A Complete Guide to PCB Manufacturing Processes

Printed Circuit Boards (PCBs) are the backbone of modern electronics. They function the essential platform for connecting and powering electronic parts, making them an integral part of relyless units, from smartphones to industrial machinery. PCB manufacturing is a exact and complex process that includes a number of phases, each crucial to the final product’s quality and functionality. In this comprehensive guide, we will explore the key steps concerned in PCB manufacturing, providing an in-depth understanding of the process.

Design and Prototyping

The PCB manufacturing process begins with the design phase. Engineers and designers create a schematic diagram that outlines the connections between electronic components. This schematic is then translated right into a PCB structure using Computer-Aided Design (CAD) software. During this phase, factors like the dimensions, shape, and placement of elements are considered to make sure optimal functionality and manufacturability.

Once the PCB design is finalized, a prototype is typically created to test its functionality. This prototype helps determine and rectify any design flaws before mass production begins, saving time and resources in the long run.

Materials Selection

Choosing the proper supplies is crucial to PCB manufacturing.
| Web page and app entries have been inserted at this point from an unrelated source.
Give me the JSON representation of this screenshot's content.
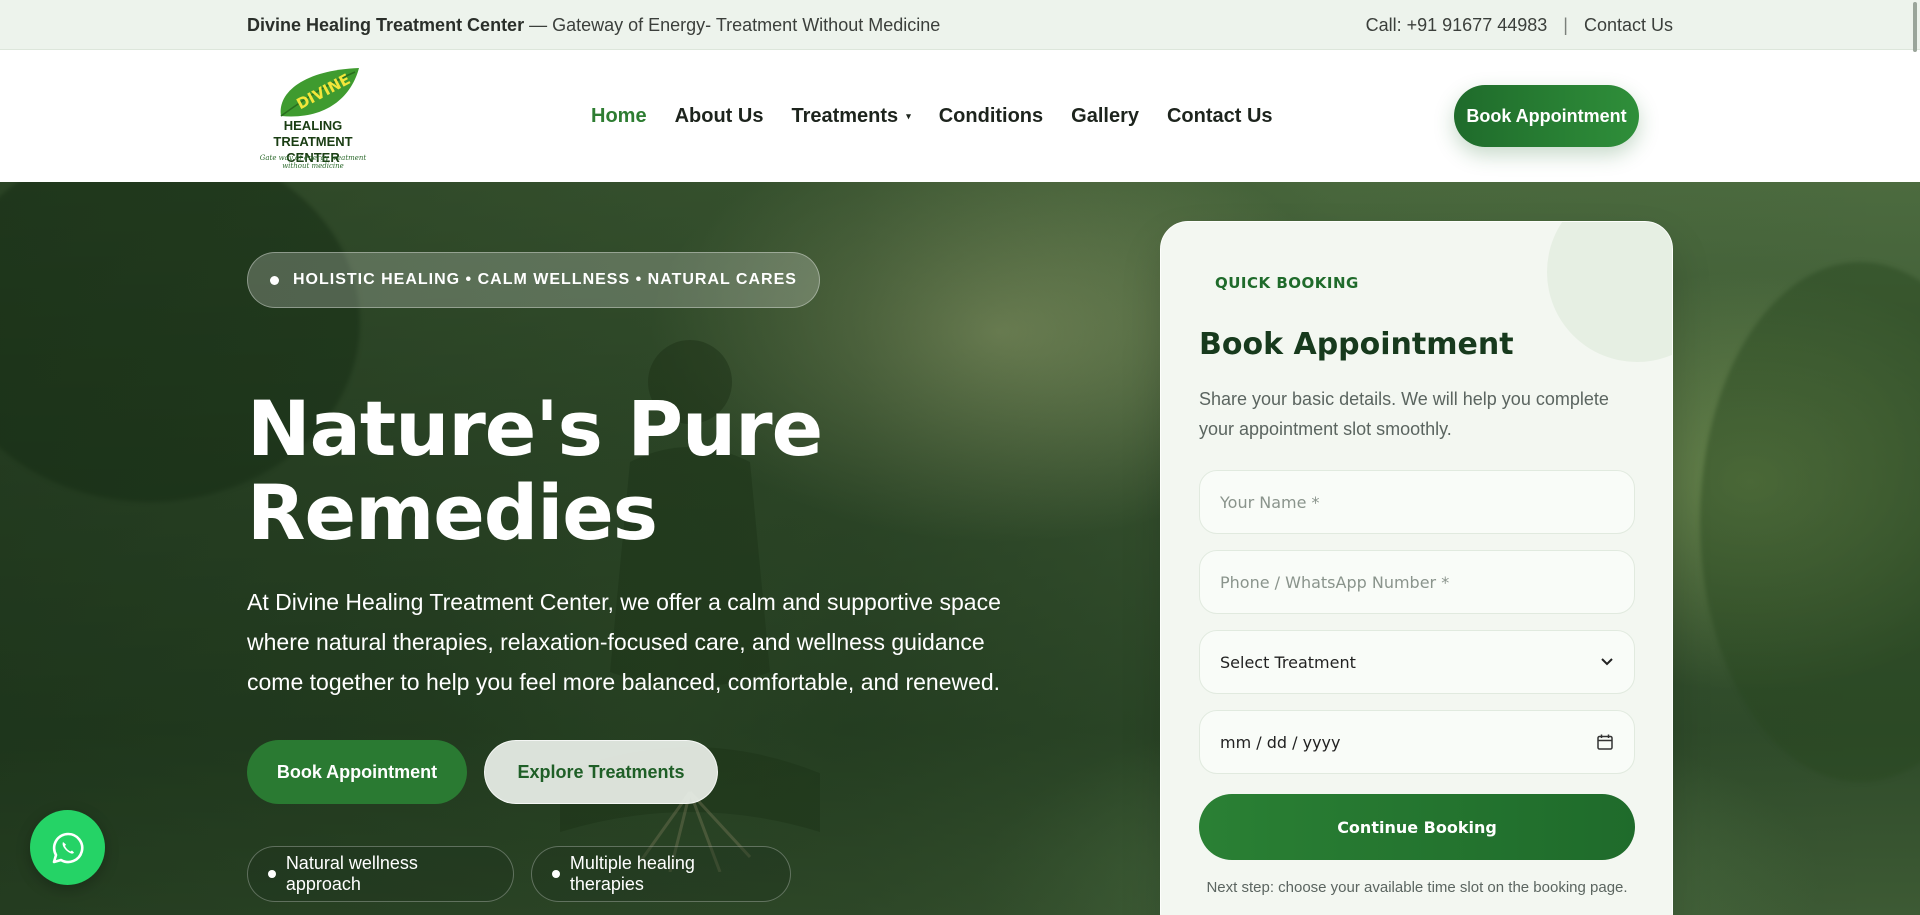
{
  "topbar": {
    "brand": "Divine Healing Treatment Center",
    "tagline": " — Gateway of Energy- Treatment Without Medicine",
    "phone": "Call: +91 91677 44983",
    "separator": "|",
    "contact": "Contact Us"
  },
  "logo": {
    "leaf_text": "DIVINE",
    "line1": "HEALING TREATMENT",
    "line2": "CENTER",
    "tagline": "Gate way of energy treatment without medicine"
  },
  "nav": {
    "items": [
      "Home",
      "About Us",
      "Treatments",
      "Conditions",
      "Gallery",
      "Contact Us"
    ],
    "dropdown_caret": "▾"
  },
  "header": {
    "book_label": "Book Appointment"
  },
  "hero": {
    "pill": "HOLISTIC HEALING • CALM WELLNESS • NATURAL CARES",
    "title_line1": "Nature's Pure",
    "title_line2": "Remedies",
    "description": "At Divine Healing Treatment Center, we offer a calm and supportive space where natural therapies, relaxation-focused care, and wellness guidance come together to help you feel more balanced, comfortable, and renewed.",
    "primary_btn": "Book Appointment",
    "secondary_btn": "Explore Treatments",
    "features": [
      "Natural wellness approach",
      "Multiple healing therapies"
    ]
  },
  "booking": {
    "eyebrow": "QUICK BOOKING",
    "title": "Book Appointment",
    "subtitle": "Share your basic details. We will help you complete your appointment slot smoothly.",
    "name_placeholder": "Your Name *",
    "phone_placeholder": "Phone / WhatsApp Number *",
    "treatment_select": "Select Treatment",
    "date_placeholder": "mm / dd / yyyy",
    "cta": "Continue Booking",
    "note": "Next step: choose your available time slot on the booking page."
  },
  "colors": {
    "brand_green": "#2e7d32",
    "whatsapp": "#25d366"
  },
  "icons": [
    "leaf-logo-icon",
    "caret-down-icon",
    "chevron-down-icon",
    "calendar-icon",
    "whatsapp-icon"
  ]
}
The commonest substrate materials utilized in PCBs is fiberglass-reinforced epoxy resin, additionally known as FR-4. Other materials, equivalent to ceramic or flexible materials, could also be used for specialised applications.

The copper layer on the PCB’s surface is essential for creating conductive traces. Thicker copper layers are used for higher present-carrying capabilities, while thinner layers are suitable for low-energy applications.
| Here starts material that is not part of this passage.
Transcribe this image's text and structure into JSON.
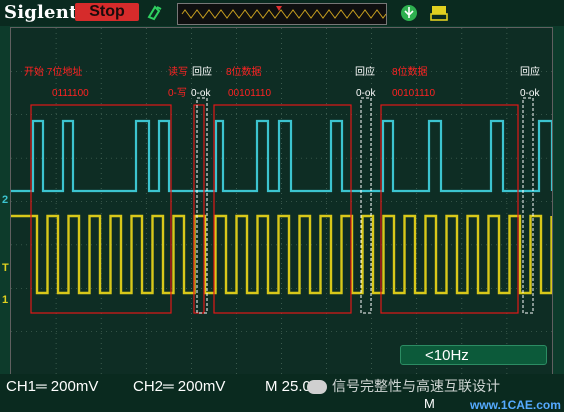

PCB Fabrication

PCB fabrication includes creating the physical board according to the design specifications. The process begins with the production of the copper layer using a way called photolithography. A layer of photosensitive material, called a resist, is utilized to the copper-clad substrate. The PCB design is then uncovered onto the resist utilizing a photomask and ultraviolet (UV) light. This process selectively removes the resist, leaving behind the copper traces as per the design.

Next, the excess copper not protected by the resist is etched away using chemical solutions. What stays is the desired copper pattern on the PCB.
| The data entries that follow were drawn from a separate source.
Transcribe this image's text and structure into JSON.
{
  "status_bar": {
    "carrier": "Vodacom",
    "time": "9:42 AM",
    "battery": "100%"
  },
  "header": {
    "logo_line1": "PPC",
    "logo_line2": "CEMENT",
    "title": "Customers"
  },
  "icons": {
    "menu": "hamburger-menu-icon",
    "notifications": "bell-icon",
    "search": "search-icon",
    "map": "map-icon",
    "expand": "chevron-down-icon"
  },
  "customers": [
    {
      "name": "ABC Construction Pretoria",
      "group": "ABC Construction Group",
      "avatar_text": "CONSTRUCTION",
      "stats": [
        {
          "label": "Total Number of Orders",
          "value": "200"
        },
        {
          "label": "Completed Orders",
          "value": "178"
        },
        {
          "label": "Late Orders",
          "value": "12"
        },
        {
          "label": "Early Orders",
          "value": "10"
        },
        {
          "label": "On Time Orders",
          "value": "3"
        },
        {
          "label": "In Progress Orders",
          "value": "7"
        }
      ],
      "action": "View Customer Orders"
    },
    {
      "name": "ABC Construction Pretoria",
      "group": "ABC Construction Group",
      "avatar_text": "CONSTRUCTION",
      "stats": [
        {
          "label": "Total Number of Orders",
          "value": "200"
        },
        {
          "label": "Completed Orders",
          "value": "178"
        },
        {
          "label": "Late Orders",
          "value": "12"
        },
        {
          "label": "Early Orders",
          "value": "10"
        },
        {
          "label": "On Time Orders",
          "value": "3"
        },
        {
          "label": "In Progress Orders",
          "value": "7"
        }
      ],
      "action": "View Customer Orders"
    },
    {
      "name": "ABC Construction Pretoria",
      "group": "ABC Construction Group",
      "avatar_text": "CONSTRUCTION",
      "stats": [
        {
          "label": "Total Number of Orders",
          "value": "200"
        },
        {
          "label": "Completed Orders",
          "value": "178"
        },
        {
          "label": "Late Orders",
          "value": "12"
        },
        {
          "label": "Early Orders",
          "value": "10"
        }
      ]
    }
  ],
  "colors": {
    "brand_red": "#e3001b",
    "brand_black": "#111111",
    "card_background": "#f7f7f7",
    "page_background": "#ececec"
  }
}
Drilling and Plating

After and many othershing, holes for part leads and vias (connections between layers) are drilled into the PCB. These holes are typically plated with a thin layer of copper to ensure a conductive path from one layer to another.

Solder Mask and Silkscreen

A solder mask is applied to the PCB to insulate and protect the copper traces from environmental factors and prevent unintended solder connections. This mask is typically green, however other colours are also used for identification.

A silkscreen layer is added to label elements, test points, and other related information on the PCB’s surface, making assembly and bothershooting easier.

Surface End

To protect the exposed copper pads and improve solderability, a surface end is utilized to the PCB. Common surface finishes embrace gold plating, tin-lead, and lead-free finishes like OSP (Natural Solderability Preservative) or ENIG (Electroless Nickel Immersion Gold).

Assembly

Throughout PCB assembly, electronic parts comparable to resistors, capacitors, microchips, and connectors are soldered onto the board. This might be executed through either surface mount technology (SMT) or via-gap technology (THT), depending on element size and design.

Testing and Quality Control

Before finalization, PCBs undergo rigorous testing to ensure functionality and reliability. Common tests include continuity testing, voltage testing, and functional testing to verify that the PCB meets its design specifications.

Packaging and Shipping

Once the PCBs pass quality control, they are packaged and prepared for shipping to manufacturers of electronic devices. Proper packaging is essential to protect the PCBs from damage throughout transit.

Conclusion

The manufacturing of Printed Circuit Boards is a complex and precise process that underpins the functionality of dependless electronic devices. Understanding the assorted stages of PCB manufacturing, from design and prototyping to assembly and quality control, is essential for engineers, designers, and anyone concerned in the electronics industry. By adhering to trade greatest practices and staying updated with technological advancements, producers can make sure the production of high-quality, reliable PCBs for the ever-evolving world of electronics.

Compartir